HERE’S A NOTE I SENT to my Seattle Times colleagues Tuesday morning:
“Yesterday afternoon when I should have been carefreely cleaning out my desk on my way to a happy-go-lucky retirement, I instead spent several agonizing hours in the Swedish Hospital ER with a highly unpleasant kidney-stone episode. If you thought I disappeared without saying goodbye, you’re right, because I could hardly speak by the time my dear wife arrived to rescue me around 1 p.m. It was my first time for such an episode, but I’d always heard they come on like a speeding dump truck and that it feels like you just got run over by said truck. I can now attest to that!”
So the final day at the Times didn’t quite go as planned, and I got one of those “you’re not a blooming youth anymore” reminders. (It’s one good reason not to wait too long to ditch the office, fellow codgers.) This particular reminder came with really stupid timing.
I was back in the office on Wednesday. Barbara kindly joined me to help clean out my desk since I was still feeling tender.
When the time came I bid goodbye to some of my co-workers, and as we started to carry out a couple of boxes full of my desk detritus – family photos, old postcards, travel sections I wanted to keep, etc. – something happened that I totally didn’t expect (and doubt that I deserved): My newsroom colleagues started applauding. It started in one corner and spread across the room as we walked, until it was almost overwhelming.
I looked around at the many smiling faces. Maybe they were glad to see me go, my wife joked. But I knew the truth: They’re just nice and decent people. That’s the Seattle Times way, and I was honored and touched by the gesture of camaraderie. It reminded me that ditching the office has its tradeoffs, because I no longer have that roomful of good people watching my back — not just professionally, but emotionally as well.
Now it’s Friday, a beautiful, sunny spring morning at Shilshole Marina and it feels like the real first day of our new life.

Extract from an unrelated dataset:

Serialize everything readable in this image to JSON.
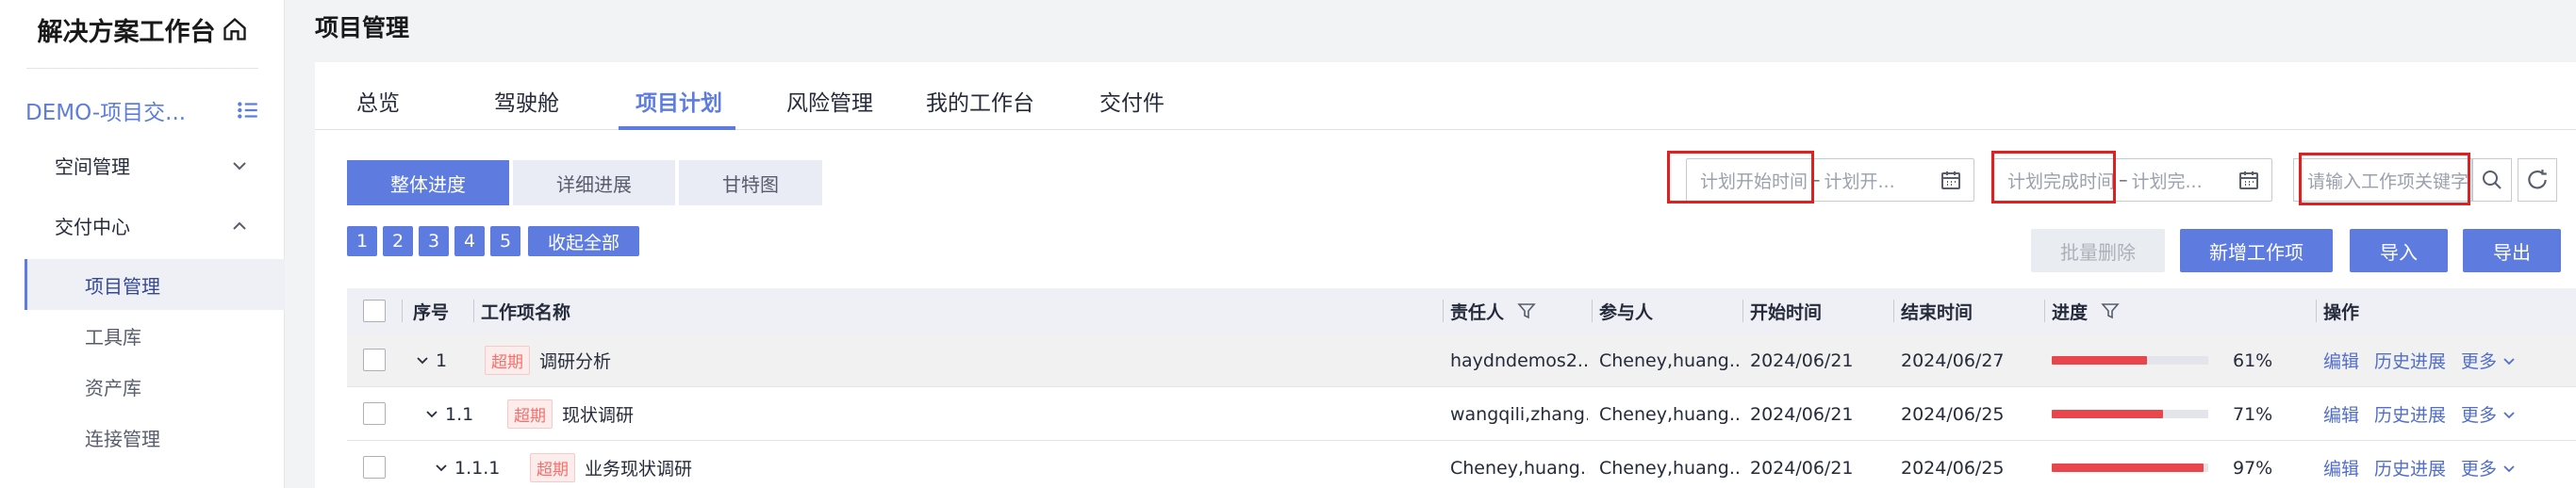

For the next couple weeks we’ll be clearing out the sailboat for daughter Lillian to move aboard, and getting many other ducks in a row (have you ever tried herding ducks?). Next stop: the San Juans.